Murder is but one very pure— and very extreme— example. The principle can continue to many other specific applications as well. The businessman suddenly faced with the opportunity to take credit for another’s work— and in so doing gain reputation, advancement, even tangible money— could clearly be facing a hidden, Ismenian Dragon.
Of course, there is always the possibility of ‘getting away with’ the crime. Murderers do occasionally go free; embezzlers and plagiarizers do sometimes make good. In a peculiar sense, then, the Ismenian Dragon can only ultimately be defined by looking back in retrospect. And hence comes the uncertainty: only by retrospection can you realize if, where, and when you met your proverbial serpent in the spring.
In mystery literature and film— especially in the noir genre— Ismenian Dragons are often what drive the movement of the plot. We are customarily given fallen heroins or broken heroes who are led through a set of circumstances to a lurking Ismenian Dragon-choice, or who are driven by the consequences of a prior Cadmean victory. In fact the Noir genre customarily uses the repercussions of past Cadmean victories to drive characters developments and actions: the ‘good man’ with a ‘bad past.’
Ismenian Dragons are often used to develop and built suspense and plot movement as well. An example is easily seen in the film The Devil Wears Prada, in which Anne Hathaway’s character is ultimately presented with an Ismenian Dragon in the choice of furthering her career at the clearly hinted cost of losing the fullness of her personal life.
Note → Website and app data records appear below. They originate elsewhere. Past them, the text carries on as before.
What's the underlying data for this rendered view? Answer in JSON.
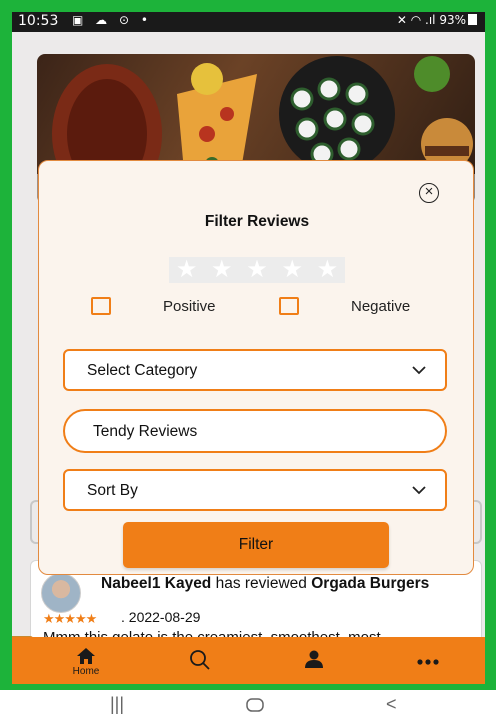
{
  "status_bar": {
    "time": "10:53",
    "battery": "93%",
    "left_icons": "▣ ☁ ⊙ •",
    "right_icons": "✕ ◠ .ıl"
  },
  "modal": {
    "title": "Filter Reviews",
    "rating_stars": 5,
    "positive_label": "Positive",
    "negative_label": "Negative",
    "category_select": "Select Category",
    "trendy_label": "Tendy Reviews",
    "sort_select": "Sort By",
    "filter_button": "Filter",
    "close_icon": "circle-x"
  },
  "review": {
    "reviewer": "Nabeel1 Kayed",
    "action": "has reviewed",
    "place": "Orgada Burgers",
    "date": ". 2022-08-29",
    "rating": 5,
    "snippet": "Mmm this gelato is the creamiest, smoothest, most"
  },
  "bottom_nav": {
    "home_label": "Home"
  },
  "colors": {
    "accent": "#f07e17",
    "frame": "#1db33a",
    "modal_bg": "#fbf4ed"
  }
}
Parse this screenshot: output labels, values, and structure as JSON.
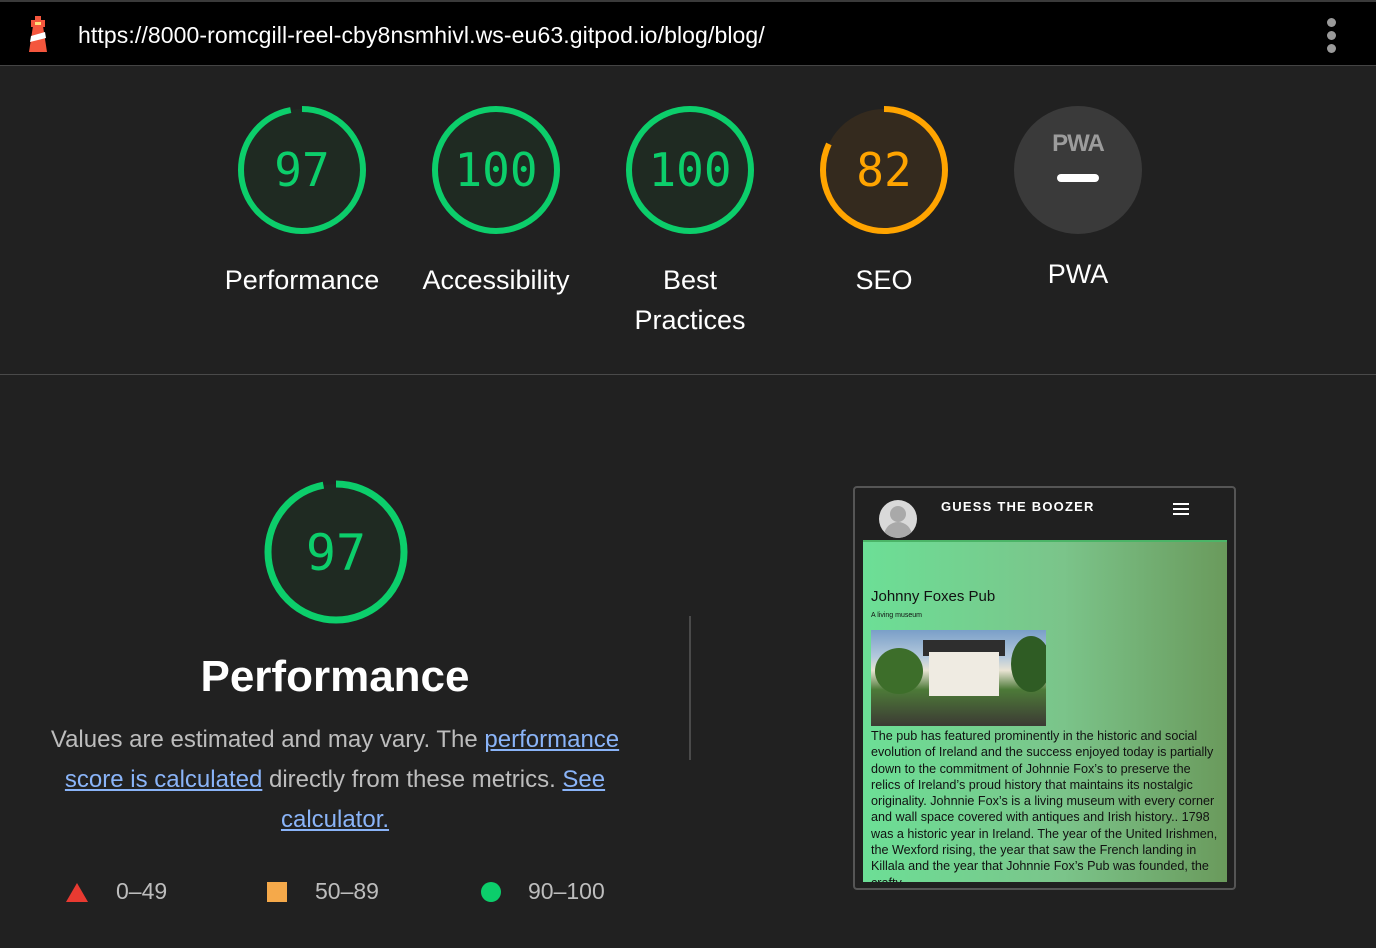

In the end, most of the drama and suspense in the entire film comes from the build-up and her reactions to the clear Cadmean quailty of accepting the advancement.
And in addition to this the speculative nature of the Ismenian Dragon is also always present: had Andy accepted Miranda Priestly’s offer of advancement there is no guarantee that Andy’s life would have suffered. Just as there’s no tangible proof that the capture of the murderer in Vera Caspary’s 1942 novel Lauraáwas due to any ill fate more significant than the villain’s own hubris and cocksure risk taking.
The Ismenian Dragon can be both a very effective, and often dark, mechanism for drama, then. Rife with contradictions, opportunity for speculation, and avenues for exploitation. When you know what to look for, it seems that often the full power of a story is only unleashed when a pivotal character makes their choice at their proverbial spring of Ares.
The nextátime you watch Casablanca, Laura, D. O. A., or read the next Agatha Christie or Gaston Leroux (Eric the Opera Ghost is a fascinating model of the consequences of past wrongs) or any other title of mystery, thrill, or noir-crime, see if you can’t spot where the Ismenian Dragons are hidden, with whom the culpability of their deaths reside, and who may be still suffering their penance from a Cadmean victory.
Then let me know in the comments below, or at our Facebook or Twitter page… I want to hear from you!